Data about app and page elements

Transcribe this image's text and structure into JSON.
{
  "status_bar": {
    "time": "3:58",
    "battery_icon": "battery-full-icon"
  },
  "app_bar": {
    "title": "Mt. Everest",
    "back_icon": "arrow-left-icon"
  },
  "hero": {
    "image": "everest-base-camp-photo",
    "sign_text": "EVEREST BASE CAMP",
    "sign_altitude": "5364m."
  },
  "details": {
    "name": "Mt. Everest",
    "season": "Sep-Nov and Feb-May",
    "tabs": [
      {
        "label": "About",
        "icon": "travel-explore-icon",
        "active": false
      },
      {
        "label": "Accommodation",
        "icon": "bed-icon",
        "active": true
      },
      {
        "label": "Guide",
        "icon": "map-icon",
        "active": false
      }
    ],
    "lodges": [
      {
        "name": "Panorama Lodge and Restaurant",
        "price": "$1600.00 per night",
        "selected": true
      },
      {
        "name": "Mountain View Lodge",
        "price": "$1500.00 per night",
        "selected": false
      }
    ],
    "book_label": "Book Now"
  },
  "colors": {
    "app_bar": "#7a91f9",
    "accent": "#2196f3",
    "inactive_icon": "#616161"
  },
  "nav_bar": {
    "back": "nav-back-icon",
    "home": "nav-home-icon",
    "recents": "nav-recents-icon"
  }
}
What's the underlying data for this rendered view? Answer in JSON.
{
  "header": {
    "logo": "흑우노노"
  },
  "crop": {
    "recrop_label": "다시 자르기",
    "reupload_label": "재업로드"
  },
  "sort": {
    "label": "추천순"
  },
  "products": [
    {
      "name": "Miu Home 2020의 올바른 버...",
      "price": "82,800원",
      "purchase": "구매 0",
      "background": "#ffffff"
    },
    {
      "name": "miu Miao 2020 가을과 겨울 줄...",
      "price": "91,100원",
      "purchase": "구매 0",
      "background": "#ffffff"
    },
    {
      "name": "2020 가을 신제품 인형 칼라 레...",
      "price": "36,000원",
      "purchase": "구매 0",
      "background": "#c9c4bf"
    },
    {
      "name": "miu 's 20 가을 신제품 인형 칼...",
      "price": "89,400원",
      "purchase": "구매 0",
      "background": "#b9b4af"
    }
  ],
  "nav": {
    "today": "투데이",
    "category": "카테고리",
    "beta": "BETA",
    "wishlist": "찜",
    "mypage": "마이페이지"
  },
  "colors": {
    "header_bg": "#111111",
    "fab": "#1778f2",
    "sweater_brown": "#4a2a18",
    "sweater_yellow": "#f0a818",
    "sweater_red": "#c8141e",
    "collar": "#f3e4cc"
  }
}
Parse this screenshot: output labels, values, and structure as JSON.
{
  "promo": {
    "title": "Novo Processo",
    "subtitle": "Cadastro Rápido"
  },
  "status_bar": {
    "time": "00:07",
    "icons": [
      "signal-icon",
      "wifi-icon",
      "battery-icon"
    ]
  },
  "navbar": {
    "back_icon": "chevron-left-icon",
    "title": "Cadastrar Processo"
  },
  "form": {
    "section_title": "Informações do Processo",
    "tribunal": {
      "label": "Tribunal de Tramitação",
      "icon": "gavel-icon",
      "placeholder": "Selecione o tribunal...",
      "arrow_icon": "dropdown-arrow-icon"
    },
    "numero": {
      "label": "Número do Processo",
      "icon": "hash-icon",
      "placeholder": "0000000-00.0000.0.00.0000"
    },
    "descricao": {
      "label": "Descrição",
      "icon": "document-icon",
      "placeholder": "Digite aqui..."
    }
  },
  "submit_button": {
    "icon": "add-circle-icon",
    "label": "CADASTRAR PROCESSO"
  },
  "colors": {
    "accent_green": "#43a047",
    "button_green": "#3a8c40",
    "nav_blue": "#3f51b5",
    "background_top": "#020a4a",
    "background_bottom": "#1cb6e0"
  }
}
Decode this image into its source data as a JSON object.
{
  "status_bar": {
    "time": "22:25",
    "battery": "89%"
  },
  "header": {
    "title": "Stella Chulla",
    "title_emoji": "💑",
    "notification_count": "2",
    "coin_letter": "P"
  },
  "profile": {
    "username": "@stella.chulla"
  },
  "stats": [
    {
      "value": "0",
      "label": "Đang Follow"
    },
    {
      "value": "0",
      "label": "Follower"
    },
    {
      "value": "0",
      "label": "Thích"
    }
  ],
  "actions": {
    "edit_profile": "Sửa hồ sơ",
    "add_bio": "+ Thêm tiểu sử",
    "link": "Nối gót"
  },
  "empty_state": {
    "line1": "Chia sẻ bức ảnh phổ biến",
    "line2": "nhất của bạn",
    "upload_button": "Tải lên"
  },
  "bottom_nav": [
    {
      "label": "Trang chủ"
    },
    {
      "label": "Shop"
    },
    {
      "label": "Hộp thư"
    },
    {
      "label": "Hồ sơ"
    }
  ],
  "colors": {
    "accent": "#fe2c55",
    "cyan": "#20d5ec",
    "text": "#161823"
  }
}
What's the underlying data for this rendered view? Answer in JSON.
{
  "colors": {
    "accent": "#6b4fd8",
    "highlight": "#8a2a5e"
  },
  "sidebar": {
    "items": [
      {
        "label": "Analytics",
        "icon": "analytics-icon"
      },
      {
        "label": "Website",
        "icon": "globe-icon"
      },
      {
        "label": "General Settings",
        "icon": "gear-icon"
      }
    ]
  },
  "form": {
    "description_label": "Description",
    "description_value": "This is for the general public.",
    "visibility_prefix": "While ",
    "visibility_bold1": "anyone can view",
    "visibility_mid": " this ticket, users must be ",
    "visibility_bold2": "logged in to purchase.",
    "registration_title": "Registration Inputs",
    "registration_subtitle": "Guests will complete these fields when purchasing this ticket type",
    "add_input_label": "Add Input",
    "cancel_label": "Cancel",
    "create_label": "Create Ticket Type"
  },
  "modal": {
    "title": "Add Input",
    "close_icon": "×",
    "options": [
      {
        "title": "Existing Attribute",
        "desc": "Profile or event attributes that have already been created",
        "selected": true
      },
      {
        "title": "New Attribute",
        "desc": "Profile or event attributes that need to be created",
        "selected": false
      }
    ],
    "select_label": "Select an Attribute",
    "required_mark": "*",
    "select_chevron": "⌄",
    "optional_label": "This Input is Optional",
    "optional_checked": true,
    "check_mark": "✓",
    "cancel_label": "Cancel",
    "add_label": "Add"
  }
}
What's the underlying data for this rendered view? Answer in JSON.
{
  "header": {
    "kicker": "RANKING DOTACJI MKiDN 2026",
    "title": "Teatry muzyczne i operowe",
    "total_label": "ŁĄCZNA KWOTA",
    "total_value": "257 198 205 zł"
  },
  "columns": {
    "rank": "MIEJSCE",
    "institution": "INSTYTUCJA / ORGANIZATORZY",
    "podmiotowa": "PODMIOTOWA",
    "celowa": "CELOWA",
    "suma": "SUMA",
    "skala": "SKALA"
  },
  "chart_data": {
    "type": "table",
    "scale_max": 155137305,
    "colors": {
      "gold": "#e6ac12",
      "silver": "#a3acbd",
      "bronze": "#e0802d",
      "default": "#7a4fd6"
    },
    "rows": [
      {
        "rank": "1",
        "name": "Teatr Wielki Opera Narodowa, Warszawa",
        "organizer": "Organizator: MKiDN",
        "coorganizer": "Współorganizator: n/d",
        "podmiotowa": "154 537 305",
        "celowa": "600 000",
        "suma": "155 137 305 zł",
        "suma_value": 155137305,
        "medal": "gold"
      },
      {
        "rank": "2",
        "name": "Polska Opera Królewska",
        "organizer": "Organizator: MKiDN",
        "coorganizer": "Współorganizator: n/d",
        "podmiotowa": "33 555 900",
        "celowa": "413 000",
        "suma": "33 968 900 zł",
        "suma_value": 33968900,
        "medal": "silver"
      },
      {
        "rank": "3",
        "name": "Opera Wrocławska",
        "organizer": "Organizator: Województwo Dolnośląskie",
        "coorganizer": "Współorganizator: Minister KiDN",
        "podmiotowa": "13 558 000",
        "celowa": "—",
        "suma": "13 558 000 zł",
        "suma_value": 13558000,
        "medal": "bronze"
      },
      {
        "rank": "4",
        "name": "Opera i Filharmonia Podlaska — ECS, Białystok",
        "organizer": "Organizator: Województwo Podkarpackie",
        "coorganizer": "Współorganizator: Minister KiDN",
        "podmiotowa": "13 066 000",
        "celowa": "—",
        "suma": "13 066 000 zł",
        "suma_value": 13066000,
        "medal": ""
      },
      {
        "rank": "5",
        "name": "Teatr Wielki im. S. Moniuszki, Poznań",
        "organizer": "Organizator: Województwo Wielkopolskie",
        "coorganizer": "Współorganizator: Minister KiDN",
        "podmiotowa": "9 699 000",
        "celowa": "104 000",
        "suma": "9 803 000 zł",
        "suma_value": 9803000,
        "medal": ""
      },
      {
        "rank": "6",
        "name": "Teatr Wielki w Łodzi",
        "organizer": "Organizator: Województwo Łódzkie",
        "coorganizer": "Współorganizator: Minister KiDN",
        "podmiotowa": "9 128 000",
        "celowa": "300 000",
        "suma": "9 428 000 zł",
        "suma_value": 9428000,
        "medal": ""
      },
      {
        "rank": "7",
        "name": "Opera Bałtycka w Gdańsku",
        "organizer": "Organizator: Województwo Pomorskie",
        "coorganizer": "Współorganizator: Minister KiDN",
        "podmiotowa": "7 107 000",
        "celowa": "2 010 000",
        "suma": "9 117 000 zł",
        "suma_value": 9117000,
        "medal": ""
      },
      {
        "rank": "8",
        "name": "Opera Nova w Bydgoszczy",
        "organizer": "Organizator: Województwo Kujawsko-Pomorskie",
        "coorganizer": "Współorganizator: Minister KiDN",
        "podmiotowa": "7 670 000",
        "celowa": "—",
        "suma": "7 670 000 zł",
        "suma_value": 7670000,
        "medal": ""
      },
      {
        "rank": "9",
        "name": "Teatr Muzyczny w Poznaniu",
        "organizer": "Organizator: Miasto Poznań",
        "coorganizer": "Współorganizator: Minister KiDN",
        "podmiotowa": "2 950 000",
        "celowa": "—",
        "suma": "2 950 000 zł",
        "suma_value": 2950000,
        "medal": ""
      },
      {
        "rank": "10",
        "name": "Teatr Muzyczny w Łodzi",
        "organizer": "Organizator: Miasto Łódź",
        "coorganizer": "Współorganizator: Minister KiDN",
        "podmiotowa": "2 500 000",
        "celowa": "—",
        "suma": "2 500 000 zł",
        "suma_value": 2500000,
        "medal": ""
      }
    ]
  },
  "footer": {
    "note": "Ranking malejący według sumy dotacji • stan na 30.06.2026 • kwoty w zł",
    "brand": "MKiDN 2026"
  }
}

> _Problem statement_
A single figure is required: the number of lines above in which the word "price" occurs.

> _Exercise output_
6